My cookery bible for the last couple of years has been Rukmini Iyer’s The Roasting Tin: Simple One Dish Dinners. It’s full of wonderfully inventive recipes that are both healthy and delicious. When the highlight of the day is quite often the evening meal, a few new ideas that aren’t too complicated and that don’t involve a lot of washing up are just what you need (as is persuading one’s partner not to make Middle Eastern flatbreads every night as a side dish and covering every conceivable surface with flour). The book also reminds me of a subscriber evening we had a couple of years ago at one of our favourite bookshops, Much Ado in Alfriston, East Sussex. It was then that Cate and Nash, who run Much Ado, recommended The Roasting Tin to me. The evening was memorable in other ways too. We had a wonderful turnout of subscribers and friends of Slightly Foxed, and Anna from our office met one of her childhood heroines, the author Jacqueline Wilson, who was just as friendly and engaging as her books.
Jacqueline subsequently wrote a piece for us on Noel Streatfeild’s Ballet Shoes which was the first book she ever bought for herself.
Our dogs do not like the rain either, but they do love the mud. Maggie, our cavachon, has recently been to the vet and is now wearing a fetching baby-grow to stop her irritating her stitches. She’s very taken with her new outfit and when it is removed for walks she carries it around the cottage in her mouth until I put it back on again. Like her namesake, Princess Margaret, she has also become rather demanding. During this month’s podcast recording, she suddenly let out a high-pitched yowl which stopped us all in our tracks and then reduced us to near-hysteria. Thank goodness for editing.

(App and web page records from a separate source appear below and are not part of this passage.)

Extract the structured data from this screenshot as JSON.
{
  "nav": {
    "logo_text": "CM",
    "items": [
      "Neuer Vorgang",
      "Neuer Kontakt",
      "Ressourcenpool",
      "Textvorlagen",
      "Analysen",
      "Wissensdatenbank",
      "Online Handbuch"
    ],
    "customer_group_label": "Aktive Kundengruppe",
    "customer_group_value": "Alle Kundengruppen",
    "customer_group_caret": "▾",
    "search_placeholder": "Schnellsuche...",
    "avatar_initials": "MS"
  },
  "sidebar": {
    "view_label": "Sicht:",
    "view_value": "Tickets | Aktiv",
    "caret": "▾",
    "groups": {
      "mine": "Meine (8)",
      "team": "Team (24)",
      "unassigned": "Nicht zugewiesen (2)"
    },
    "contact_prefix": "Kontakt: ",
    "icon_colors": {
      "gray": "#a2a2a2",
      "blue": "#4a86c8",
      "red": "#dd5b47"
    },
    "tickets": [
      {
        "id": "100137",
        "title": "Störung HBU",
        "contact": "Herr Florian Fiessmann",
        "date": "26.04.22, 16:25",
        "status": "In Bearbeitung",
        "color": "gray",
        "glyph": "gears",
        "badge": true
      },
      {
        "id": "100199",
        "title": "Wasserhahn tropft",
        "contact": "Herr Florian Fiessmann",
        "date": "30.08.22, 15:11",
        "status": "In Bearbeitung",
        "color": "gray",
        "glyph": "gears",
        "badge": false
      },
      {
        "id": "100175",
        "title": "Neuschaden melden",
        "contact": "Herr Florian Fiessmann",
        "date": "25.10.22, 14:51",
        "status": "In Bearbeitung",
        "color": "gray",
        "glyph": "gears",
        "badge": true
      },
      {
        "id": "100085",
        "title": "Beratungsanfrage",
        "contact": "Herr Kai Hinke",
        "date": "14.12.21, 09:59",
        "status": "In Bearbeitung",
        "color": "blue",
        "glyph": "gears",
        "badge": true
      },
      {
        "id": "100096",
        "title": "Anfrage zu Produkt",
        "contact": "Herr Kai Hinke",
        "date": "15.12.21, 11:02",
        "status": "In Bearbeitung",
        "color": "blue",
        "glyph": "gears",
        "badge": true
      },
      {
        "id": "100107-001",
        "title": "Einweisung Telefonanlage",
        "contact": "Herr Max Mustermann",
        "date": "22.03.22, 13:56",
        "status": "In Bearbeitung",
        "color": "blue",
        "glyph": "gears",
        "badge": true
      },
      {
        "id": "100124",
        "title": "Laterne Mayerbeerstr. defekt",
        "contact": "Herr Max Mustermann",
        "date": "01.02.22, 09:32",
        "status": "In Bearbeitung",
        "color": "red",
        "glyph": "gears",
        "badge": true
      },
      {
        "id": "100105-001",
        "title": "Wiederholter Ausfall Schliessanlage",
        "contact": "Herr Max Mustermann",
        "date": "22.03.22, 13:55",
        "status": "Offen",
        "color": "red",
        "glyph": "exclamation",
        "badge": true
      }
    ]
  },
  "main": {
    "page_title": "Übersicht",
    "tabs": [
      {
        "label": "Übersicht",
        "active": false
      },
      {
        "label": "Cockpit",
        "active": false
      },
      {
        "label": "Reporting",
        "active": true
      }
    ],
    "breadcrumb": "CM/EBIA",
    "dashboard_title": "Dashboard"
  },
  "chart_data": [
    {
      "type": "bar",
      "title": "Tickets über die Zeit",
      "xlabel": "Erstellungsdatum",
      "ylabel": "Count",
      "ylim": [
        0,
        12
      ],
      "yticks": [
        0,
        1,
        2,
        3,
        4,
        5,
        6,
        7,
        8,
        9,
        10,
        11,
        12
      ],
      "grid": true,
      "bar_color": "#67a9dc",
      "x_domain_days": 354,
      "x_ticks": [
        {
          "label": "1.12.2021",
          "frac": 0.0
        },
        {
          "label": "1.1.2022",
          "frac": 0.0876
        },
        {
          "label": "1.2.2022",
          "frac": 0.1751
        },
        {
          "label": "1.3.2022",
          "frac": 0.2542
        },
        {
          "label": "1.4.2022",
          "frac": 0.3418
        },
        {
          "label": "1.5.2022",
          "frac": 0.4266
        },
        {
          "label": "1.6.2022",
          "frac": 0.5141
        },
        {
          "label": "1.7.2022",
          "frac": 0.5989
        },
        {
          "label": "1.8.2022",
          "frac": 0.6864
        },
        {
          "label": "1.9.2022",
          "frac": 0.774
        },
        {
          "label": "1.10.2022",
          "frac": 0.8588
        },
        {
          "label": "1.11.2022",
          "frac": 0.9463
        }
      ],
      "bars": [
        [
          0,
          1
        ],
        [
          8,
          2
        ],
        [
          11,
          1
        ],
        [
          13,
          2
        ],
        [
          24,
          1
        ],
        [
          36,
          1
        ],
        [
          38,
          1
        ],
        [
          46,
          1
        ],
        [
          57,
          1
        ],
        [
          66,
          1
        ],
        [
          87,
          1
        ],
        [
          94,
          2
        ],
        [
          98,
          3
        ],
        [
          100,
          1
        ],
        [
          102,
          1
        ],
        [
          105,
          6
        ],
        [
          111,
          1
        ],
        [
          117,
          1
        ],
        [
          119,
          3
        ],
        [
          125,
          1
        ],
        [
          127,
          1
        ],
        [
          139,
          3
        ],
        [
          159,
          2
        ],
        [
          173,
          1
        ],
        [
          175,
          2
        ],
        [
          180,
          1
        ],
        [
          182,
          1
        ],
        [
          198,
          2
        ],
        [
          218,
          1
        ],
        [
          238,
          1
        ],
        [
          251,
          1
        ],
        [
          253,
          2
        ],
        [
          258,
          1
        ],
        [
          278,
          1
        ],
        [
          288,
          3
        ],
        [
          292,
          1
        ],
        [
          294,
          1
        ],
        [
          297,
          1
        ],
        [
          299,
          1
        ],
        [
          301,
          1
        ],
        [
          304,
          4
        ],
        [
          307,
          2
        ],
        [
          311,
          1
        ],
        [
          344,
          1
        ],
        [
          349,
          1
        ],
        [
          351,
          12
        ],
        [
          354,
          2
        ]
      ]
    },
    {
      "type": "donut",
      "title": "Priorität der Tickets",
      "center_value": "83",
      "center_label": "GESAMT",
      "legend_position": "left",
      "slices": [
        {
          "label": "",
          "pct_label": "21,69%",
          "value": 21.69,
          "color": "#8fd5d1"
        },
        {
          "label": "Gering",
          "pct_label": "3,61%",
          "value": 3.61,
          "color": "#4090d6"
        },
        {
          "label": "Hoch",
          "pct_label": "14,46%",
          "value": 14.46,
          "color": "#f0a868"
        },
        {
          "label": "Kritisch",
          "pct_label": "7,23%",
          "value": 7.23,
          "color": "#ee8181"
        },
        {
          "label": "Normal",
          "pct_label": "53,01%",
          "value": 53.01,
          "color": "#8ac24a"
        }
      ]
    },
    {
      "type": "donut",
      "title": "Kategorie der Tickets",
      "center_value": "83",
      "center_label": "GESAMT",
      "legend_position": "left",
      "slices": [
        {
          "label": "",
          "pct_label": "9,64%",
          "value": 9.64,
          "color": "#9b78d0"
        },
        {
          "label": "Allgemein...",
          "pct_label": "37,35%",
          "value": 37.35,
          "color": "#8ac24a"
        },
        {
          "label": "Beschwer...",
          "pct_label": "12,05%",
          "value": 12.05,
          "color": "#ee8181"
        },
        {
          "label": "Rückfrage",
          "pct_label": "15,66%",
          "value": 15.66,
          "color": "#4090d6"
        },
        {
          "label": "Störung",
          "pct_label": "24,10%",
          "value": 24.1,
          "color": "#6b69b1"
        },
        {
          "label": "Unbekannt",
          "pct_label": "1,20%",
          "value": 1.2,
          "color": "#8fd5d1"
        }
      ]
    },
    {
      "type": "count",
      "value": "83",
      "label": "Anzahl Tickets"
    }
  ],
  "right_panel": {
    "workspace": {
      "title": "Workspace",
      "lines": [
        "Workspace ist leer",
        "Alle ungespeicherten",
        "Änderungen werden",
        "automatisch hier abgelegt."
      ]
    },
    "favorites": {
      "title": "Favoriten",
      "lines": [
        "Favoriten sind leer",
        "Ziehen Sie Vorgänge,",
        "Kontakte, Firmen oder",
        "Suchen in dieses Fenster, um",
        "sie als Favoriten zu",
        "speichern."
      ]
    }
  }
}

As the vaccination programme picks up speed and we begin to dream of the end of lockdown, I wonder whether any of us will miss this period of enforced quiet? One of my favourite books is Janina Ramirez’s ‘very brief history’ of Julian of Norwich, a fourteenth-century anchorite who retreated to a cell and there lived a life of spiritual contemplation. She became a spiritual advisor to many through her curtained window, and she wrote Revelations of Divine Love, the earliest surviving book written by a woman in English. During lockdown I’ve often remembered her words of cautious optimism: ‘All shall be well, all shall be well, and all manner of things shall be well.’